Jesus this movie is violent. How did it ever get released? Verhoeven begins assault on American audiences. What did we ever do to the Dutch?
There’s a myth that movies can be “so bad it’s good”. This is complete nonsense. Bad movies are bad. Movies can be so preposterous or terribly made that you watch with the same morbid fascination that causes you to leer at car wrecks. (See “Plan 9 from Outer Space”, “Highlander 2”) Movies can also be deliberately cheesy or over the top that you are invited to laugh along. (See “Snakes on a Plane”, “Sharknado”) But these ARE bad movies. I don’t care if the filmmaker is in on the joke; they’re lousy. But I understand the appeal, and am guilty of enjoying watching them sometimes.
And then there’s Paul Verhoeven. I presume he’s trying to make movies of the latter variety – he’s always got deliberate absurdist humor of what I assume is supposed to be the social commentary variety. But he either can’t commit to making intentionally ridiculous satire or he truly does think he’s making good movies – and is legendarily bad at it.

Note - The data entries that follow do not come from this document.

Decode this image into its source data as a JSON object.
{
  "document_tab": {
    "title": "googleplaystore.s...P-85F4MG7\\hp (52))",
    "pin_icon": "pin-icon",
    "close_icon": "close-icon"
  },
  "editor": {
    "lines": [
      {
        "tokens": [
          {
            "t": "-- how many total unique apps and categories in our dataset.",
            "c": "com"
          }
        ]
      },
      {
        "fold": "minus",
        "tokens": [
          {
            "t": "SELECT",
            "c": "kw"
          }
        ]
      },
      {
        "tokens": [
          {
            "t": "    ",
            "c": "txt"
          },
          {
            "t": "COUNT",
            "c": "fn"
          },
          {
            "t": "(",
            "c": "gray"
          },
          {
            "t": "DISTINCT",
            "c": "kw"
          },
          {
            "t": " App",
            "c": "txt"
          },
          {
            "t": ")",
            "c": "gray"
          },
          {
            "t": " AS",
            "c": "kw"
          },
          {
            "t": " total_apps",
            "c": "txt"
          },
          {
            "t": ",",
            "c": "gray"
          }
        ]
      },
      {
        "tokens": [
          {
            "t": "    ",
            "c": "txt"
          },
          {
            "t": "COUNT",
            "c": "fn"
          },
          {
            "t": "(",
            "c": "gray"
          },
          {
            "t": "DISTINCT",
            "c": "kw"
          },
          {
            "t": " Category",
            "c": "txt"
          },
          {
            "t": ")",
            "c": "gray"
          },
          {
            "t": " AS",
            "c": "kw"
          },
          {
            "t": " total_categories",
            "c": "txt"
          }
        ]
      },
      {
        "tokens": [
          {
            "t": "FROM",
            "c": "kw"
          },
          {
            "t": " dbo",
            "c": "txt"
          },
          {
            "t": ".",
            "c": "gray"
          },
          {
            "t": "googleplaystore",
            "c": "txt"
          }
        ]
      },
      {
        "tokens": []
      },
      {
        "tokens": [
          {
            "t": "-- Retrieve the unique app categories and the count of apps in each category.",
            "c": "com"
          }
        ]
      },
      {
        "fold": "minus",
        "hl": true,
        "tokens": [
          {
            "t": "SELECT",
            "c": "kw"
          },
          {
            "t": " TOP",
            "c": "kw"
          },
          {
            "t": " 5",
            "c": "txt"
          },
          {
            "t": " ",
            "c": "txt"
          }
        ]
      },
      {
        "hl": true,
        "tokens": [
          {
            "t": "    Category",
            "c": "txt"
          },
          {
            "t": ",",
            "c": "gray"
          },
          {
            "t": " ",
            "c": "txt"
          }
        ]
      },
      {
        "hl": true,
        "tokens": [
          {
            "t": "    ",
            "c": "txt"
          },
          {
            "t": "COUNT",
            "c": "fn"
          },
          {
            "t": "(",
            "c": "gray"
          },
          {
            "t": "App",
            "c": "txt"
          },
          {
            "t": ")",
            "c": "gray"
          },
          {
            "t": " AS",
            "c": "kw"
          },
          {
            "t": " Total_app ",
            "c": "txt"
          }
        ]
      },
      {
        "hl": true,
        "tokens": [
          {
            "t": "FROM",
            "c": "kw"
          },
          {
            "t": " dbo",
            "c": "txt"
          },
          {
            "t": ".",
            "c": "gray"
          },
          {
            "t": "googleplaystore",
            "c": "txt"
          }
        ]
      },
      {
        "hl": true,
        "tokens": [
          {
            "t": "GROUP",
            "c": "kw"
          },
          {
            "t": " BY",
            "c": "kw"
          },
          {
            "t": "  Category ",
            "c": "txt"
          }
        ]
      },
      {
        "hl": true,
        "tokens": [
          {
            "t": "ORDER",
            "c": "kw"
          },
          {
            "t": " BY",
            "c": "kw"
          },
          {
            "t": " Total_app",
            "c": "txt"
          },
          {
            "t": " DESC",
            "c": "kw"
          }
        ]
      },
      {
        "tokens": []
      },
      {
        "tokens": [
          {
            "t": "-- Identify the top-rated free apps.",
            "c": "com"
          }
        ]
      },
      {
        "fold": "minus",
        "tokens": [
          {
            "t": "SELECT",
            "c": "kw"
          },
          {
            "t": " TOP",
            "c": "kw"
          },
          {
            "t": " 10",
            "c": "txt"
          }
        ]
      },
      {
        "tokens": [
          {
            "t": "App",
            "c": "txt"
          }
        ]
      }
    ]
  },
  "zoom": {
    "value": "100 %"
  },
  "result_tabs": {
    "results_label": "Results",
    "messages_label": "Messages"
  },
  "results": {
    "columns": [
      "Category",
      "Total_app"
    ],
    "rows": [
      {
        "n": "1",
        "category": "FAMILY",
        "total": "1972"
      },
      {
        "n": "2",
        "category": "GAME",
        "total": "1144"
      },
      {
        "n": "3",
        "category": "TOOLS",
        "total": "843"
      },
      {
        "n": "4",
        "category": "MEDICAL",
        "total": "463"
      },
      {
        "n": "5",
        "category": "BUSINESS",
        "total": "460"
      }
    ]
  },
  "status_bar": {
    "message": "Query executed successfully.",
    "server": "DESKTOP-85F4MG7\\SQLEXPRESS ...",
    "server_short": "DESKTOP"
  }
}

Robocop is a very bad movie. I remember it well from when I last saw it as a teenager. I have no idea how I saw it, as I was definitely underage, and this thing is a hard R. Probably one of those VHS rentals that were so popular in the late 80’s. I think I probably liked it at the time. The gratuitous violence and nudity of Verhoeven’s “films” has a built-in audience with teenaged males. But, wow, does this age poorly.
I try not to criticize movies for effects looking dated; that comes with the territory, and today’s great special effects often look cheesy tomorrow. So although some of these effects are just plain terrible (the mattes probably looked like crap on release day), I recognize that some were quite timely and can appreciate the skill involved.
The production design, however, is another matter. Including a Ford Taurus as the car of the future just because it was new at the time must be one of the most short-sighted choices of all time. To be fair, time is hard on everyone. Dated choices aside, though, most of the design just looks silly and always did. Even by 80’s standards, this is a very bad looking film. Glossy in spots, everything else looks like Pittsburgh. For all the futuristic themes, it’s a very pedestrian future.
And nothing can excuse the painful dialogue, acting and plot points. If you haven’t seen this in years and still have fond memories, I encourage you not to re-watch. Just keep telling yourself it was awesome and that the remake looks stupid and they never should have messed with perfection. Because sometimes it’s better to remember these things as they were.
There’s a good story in here somewhere, but Verhoeven wasn’t the person to go looking for it. The remake can only be an improvement.
|Main Cast||Peter Weller Officer Alex J. Murphy/RoboCop, Nancy Allen Officer Anne Lewis, Dan O’Herlihy (as Daniel O’Herlihy) The Old Man, Ronny Cox Dick Jones|
|Release Date||Fri 17 Jul 1987 UTC|
|Genres||Action, Crime, Sci-Fi|
|Plot||In a dystopic and crime-ridden Detroit, a terminally wounded cop returns to the force as a powerful cyborg haunted by submerged memories.|
|Tagline||Part man. Part machine. All cop. The future of law enforcement.|
|Writers||Edward Neumeier (written by) &, Michael Miner (written by)|